Within the records, find every line that includes the word "title" and copy it.
::::
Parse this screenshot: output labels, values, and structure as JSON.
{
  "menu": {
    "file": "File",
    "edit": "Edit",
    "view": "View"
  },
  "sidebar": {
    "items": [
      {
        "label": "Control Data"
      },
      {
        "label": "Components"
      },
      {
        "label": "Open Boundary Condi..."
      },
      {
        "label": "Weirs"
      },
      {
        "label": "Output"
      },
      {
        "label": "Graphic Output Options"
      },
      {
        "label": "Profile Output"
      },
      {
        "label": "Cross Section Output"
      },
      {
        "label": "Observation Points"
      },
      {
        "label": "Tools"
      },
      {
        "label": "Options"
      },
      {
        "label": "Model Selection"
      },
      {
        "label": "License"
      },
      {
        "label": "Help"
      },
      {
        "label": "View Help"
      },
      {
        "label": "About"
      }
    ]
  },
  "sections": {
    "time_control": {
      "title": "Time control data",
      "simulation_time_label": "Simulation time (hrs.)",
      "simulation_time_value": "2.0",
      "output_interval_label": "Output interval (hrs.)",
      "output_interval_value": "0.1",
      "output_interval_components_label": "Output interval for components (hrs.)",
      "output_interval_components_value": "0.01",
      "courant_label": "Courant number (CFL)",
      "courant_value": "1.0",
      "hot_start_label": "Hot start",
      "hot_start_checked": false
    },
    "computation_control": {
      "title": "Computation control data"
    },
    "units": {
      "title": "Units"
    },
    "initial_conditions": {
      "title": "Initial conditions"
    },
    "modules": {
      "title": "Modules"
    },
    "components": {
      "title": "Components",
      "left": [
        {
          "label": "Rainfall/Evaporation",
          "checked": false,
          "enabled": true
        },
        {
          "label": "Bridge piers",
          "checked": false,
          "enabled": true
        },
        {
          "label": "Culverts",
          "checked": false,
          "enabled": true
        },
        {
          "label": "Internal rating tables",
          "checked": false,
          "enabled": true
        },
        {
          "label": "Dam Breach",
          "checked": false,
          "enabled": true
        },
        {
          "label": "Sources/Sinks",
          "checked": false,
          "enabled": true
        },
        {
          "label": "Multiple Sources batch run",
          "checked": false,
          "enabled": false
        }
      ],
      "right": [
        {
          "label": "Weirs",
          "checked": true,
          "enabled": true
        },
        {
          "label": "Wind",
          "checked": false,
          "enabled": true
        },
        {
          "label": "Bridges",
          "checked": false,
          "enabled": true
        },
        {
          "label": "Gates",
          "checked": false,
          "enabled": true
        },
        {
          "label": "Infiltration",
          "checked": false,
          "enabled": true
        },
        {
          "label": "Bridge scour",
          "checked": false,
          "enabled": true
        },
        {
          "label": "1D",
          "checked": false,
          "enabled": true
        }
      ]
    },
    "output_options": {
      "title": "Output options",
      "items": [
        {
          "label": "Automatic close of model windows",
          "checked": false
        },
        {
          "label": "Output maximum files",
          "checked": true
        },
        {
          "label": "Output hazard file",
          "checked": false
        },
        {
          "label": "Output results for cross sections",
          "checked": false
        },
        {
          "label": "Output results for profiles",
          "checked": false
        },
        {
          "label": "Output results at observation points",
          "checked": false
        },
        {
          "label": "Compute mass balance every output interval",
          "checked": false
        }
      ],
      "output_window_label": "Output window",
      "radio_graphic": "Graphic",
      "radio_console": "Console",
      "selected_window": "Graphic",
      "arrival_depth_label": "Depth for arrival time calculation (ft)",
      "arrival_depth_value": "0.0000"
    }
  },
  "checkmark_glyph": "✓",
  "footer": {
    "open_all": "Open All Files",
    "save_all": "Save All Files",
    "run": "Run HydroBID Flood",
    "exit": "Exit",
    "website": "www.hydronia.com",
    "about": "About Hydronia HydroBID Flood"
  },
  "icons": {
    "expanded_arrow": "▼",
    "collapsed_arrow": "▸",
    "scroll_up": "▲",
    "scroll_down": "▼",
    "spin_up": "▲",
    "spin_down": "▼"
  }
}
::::
§ **Written solution**
      "title": "Time control data",
      "title": "Computation control data"
      "title": "Units"
      "title": "Initial conditions"
      "title": "Modules"
      "title": "Components",
      "title": "Output options",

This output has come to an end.